Telomere length and lung function in a population-based cohort of children and mid-life adults.
Nguyen MT., Saffery R., Burgner D., Lycett K., Vryer R., Grobler A., Dwyer T., Ranganathan S., Wake M.

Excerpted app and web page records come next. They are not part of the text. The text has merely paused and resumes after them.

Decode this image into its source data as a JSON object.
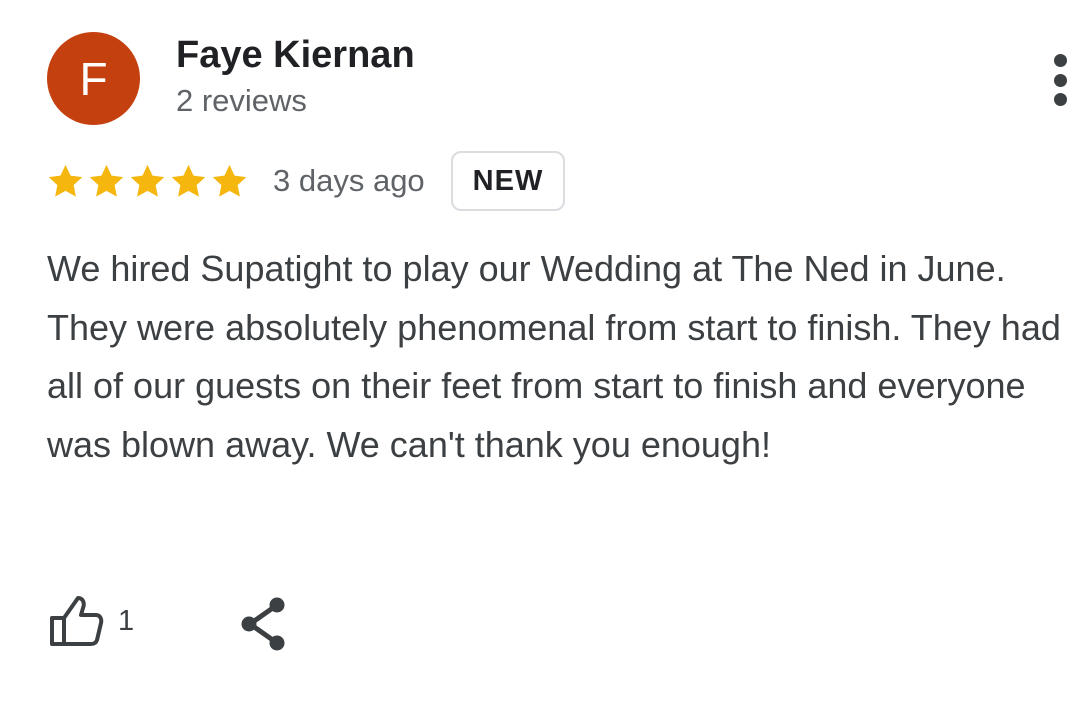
{
  "reviewer": {
    "avatar_letter": "F",
    "avatar_color": "#c5400f",
    "name": "Faye Kiernan",
    "review_count_text": "2 reviews"
  },
  "menu": {
    "icon": "more-vert-icon"
  },
  "review": {
    "rating": 5,
    "rating_max": 5,
    "star_color": "#f5b60d",
    "date": "3 days ago",
    "badge": "NEW",
    "text": "We hired Supatight to play our Wedding at The Ned in June. They were absolutely phenomenal from start to finish. They had all of our guests on their feet from start to finish and everyone was blown away. We can't thank you enough!"
  },
  "actions": {
    "like_icon": "thumbs-up-icon",
    "like_count": "1",
    "share_icon": "share-icon"
  }
}
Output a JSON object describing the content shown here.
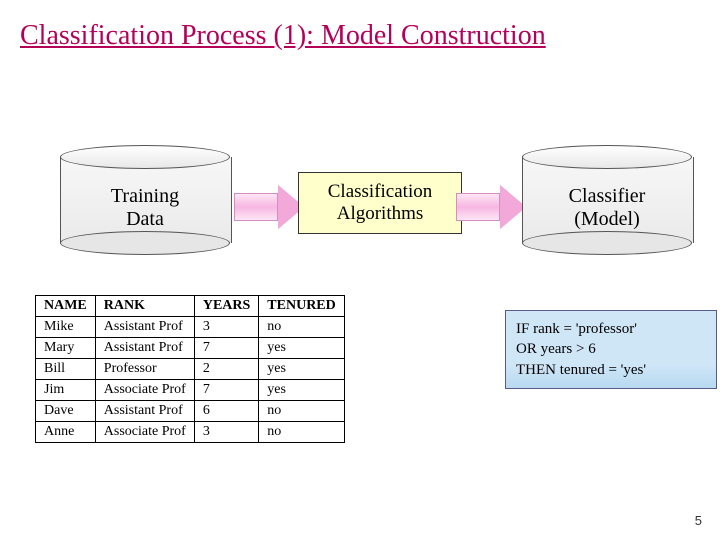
{
  "title": "Classification Process (1): Model Construction",
  "cylinder_left": {
    "label_l1": "Training",
    "label_l2": "Data"
  },
  "cylinder_right": {
    "label_l1": "Classifier",
    "label_l2": "(Model)"
  },
  "algo_box": {
    "l1": "Classification",
    "l2": "Algorithms"
  },
  "rule_box": {
    "l1": "IF rank = 'professor'",
    "l2": "OR years > 6",
    "l3": "THEN tenured = 'yes'"
  },
  "table": {
    "headers": [
      "NAME",
      "RANK",
      "YEARS",
      "TENURED"
    ],
    "rows": [
      [
        "Mike",
        "Assistant Prof",
        "3",
        "no"
      ],
      [
        "Mary",
        "Assistant Prof",
        "7",
        "yes"
      ],
      [
        "Bill",
        "Professor",
        "2",
        "yes"
      ],
      [
        "Jim",
        "Associate Prof",
        "7",
        "yes"
      ],
      [
        "Dave",
        "Assistant Prof",
        "6",
        "no"
      ],
      [
        "Anne",
        "Associate Prof",
        "3",
        "no"
      ]
    ]
  },
  "page_number": "5",
  "colors": {
    "title": "#b50059",
    "algo_bg": "#ffffcc",
    "rule_bg": "#cfe6f7",
    "arrow": "#f2a8d8"
  }
}
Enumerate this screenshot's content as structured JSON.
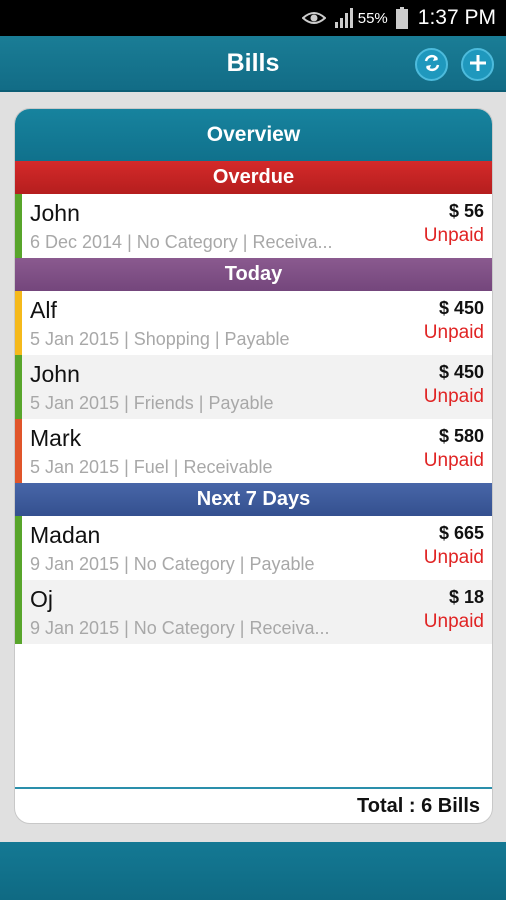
{
  "status_bar": {
    "battery": "55%",
    "time": "1:37 PM"
  },
  "app_bar": {
    "title": "Bills",
    "sync_icon": "sync-icon",
    "add_icon": "plus-icon"
  },
  "card": {
    "title": "Overview"
  },
  "sections": {
    "overdue": {
      "title": "Overdue",
      "bills": [
        {
          "name": "John",
          "meta": "6 Dec 2014 | No Category | Receiva...",
          "amount": "$ 56",
          "status": "Unpaid",
          "color": "#58a52b"
        }
      ]
    },
    "today": {
      "title": "Today",
      "bills": [
        {
          "name": "Alf",
          "meta": "5 Jan 2015 | Shopping | Payable",
          "amount": "$ 450",
          "status": "Unpaid",
          "color": "#f5b91b"
        },
        {
          "name": "John",
          "meta": "5 Jan 2015 | Friends | Payable",
          "amount": "$ 450",
          "status": "Unpaid",
          "color": "#58a52b"
        },
        {
          "name": "Mark",
          "meta": "5 Jan 2015 | Fuel | Receivable",
          "amount": "$ 580",
          "status": "Unpaid",
          "color": "#e0552a"
        }
      ]
    },
    "next7": {
      "title": "Next 7 Days",
      "bills": [
        {
          "name": "Madan",
          "meta": "9 Jan 2015 | No Category | Payable",
          "amount": "$ 665",
          "status": "Unpaid",
          "color": "#58a52b"
        },
        {
          "name": "Oj",
          "meta": "9 Jan 2015 | No Category | Receiva...",
          "amount": "$ 18",
          "status": "Unpaid",
          "color": "#58a52b"
        }
      ]
    }
  },
  "footer": {
    "total": "Total : 6 Bills"
  },
  "colors": {
    "primary": "#12758f",
    "overdue": "#c62424",
    "today": "#7e5086",
    "next7": "#3e5b9c",
    "unpaid": "#e02424"
  }
}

OBJECTIVE: Telomere length is associated with poorer lung health in older adults, possibly from cumulative risk factor exposure, but data are lacking in pediatric and population-based cohorts. We examined associations of telomere length with lung function in children and mid-life adults. METHODS: Data were drawn from a population-based cross-sectional study of 11 to 12 year-olds and mid-life adults. Lung function was assessed by spirometric FEV1 , FVC, FEV 1 /FVC ratio, and MMEF 25-75 . Telomere length was measured by quantitative polymerase chain reaction from blood and expressed as the amount of telomeric genomic DNA to the beta-globin gene (T/S ratio). Associations of telomere length with spirometric parameters were tested by linear and logistic regression models, adjusting for potential confounders of sex, age, body mass index, socioeconomic position, physical activity, inflammation, asthma, pubertal status, and smoking. RESULTS: Mean T/S ratio was 1.09 (n = 1206; SD 0.55) in children and 0.81 (n = 1343; SD 0.38) in adults. In adults, for every additional unit in T/S ratio, FEV 1 /FVC and MMEF 25-75 z-scores were higher (β 0.21 [95% confidence interval, CI; 0.06-0.36] and 0.23 [95% CI; 0.08-0.38], respectively), and the likelihood of being in the lowest quartile for FEV 1 /FVC and MMEF 25-75 z-scores was lower (odds ratios 0.59 [95% CI, 0.39-0.89] and 0.64 [95% CI, 0.41-0.99], respectively). No evidence of association was seen for adult FEV 1 or FVC, or any childhood spirometric index after adjustments. CONCLUSION: Shorter telomere length showed moderate associations with poorer airflow parameters, but not vital capacity (lung volume) in mid-life adults. However, there was no convincing evidence of associations in children.